1 / # 235 Brompton Road.
This was once antique store that sold the kind kosnipor (cow creamers)
Tom Travers gathered in. Aunt Dahlia gave Bertie Wooster mission to
consult the store and try to buy a separate copy. Bertie's task was to
negotiate a low price by claiming that kosnipan was not genuine but a "
contemporary Dutch work "(see Code of the Woosters" page about 19-21).
2/ #18 Berkeley Street
I ”Sir Roderick Comes to Lunch” anger Wodehouse denna adress som ”Crichton-Mansions, Berkeley Street”.
Here on the third floor lived Bertie Wooster.
In later books, Bertie lives in one of the apartments in the "Berkeley Mansions" lying in
Northwest corner of Berkeley Square, perhaps the corner of Mount Street.
3/ #47 Charles Street.
Here in this white building lived Mrs. Dahlia Travers, that Bertie's Aunt Dahlia.
Across the street is the pub frequented by the area's butlers and other
(Winston Churchill is said to have lived for some time in the house next door, No. 48)
4/ The Only Running Footman.
Corner Hay's Mews and Charles Street.

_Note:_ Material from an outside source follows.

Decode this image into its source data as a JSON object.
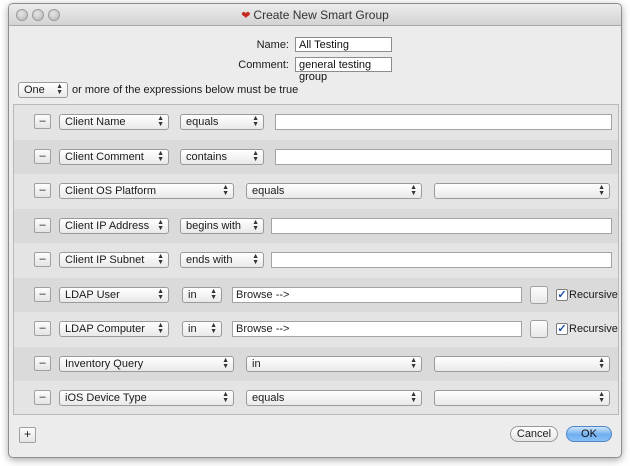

Here placed Wodehouse the famous Club: Junior Ganymede Club Jeeves was a member of. In its day, this was the only pub in this noble field. The frequency was basically only by those who served in the various families. Very strict hierarchical rules applied to any of the bars to the different categories of servants were allowed to visit. To describe Murphy in his book how the division looked like:
"The Private Bar", on the top floor, was designed for "stewards, butlers, gentlemen's gentlemen and valets"
The Snug Bar, which was the floor below, frequented by "senior footmen, grooms head and the same."
The Saloon Bar turned to "footmen, grooms and chaufeurs".
The Public Bar, on the ground floor, was designed for all others as "hall boys, stable boys and odd job but"
5/ Dover Street.
Approximately opposite Brown's Hotel. (See 6/18 Clifford Street)
Wodehouse model was the Bath Club (Which at that time lay on Dover Street 34)
which was destroyed during World War II.
It occurred on for Bertie eternal fadäsen as Tuppy Glossop cheated him
try to swing the club's swimming pool in the ropes and rings that hung there. It was a
type of betting that attracted Bertie. But all too late, he discovered Tuppys
sneaky deception to remove one of the ropes. Bertie was helplessly hanging in the middle of
bassin. He had finally let go and did so as an involuntary dip
wearing tuxedo. Bertie tried, usually unsuccessfully, in various ways to take revenge on
Tuppy during the rest of his life (tex. Jeeves and the Yule-Tide Spirit).
6/ #18 Clifford Street.
It is now Buck´s Club. 100 years ago it was called "The Bachelors Club," an inside club for young men about town.
Sometime in the 1920s the name was changed to Buck's Club. One time use Wodehouse this new name but apparently arose the problem. He changed it when the The Drones Club. A name that he had previously used with an address on Dover Street. In Swedish called Drönarklubben and was Bertie and his like-minded as a second home.
7/ #7 Northumberland Avenue.
Located close to Trafalgar Square.
This low as Wodehouse once The Constitutional Club, which he named as
the Senior Conservative Club. He was himself a member (from 1905) as well as the Lord
Emsworth and Rupert Psmith.
The house is rebuilt in 1964 and reflects quite accurately the original appearance.
Tex arched bay windows that originally contained the club's dining room.
The club was known among other things for its impressive marble staircase and its excellent cuisine.
8/ Burlington Arcade.
Go down Old Burlington Street. Turn right along the Burlington Gardens towards
entrance to the Burlington Arcade. Inside the arcade after about 20 yards on the left side there
a showcase full of silverware, including kosnipor. We can imagine that Tom
Travers visited the arcade on the lookout for various unique findings (see also 1 / above).
9/ The Criterion Bar, #224 Piccadilly
Gally Threepwood often frequented this bar. Here he detailed feel
waitresses and the ballet girls who found their way there from the nearby cabaret engines.
Lord Emsworth's butler Beach`s niece Maudie Montrose worked here. She
later married a BELONGING TO THE HIGHER NOBILITY, frequent bargäst and became Lady Parsloe-Parsloe.
10/ Rupert Street.
Located opposite the pub, The Blue Post.
According to Murphy, this was "it all began" in 1905, that Wodehouse's writing.
Look for the two small windows at the top right under the roof next to the White House.
Wodehouse "first adult novel plot" was created here in a small apartment. Rupert Street
mentioned in six of his books: Not George Washington, The Girl on the boat, the Three
Men And a Maid, The Adventures of Sally, Mulliner Nights och Full Moon.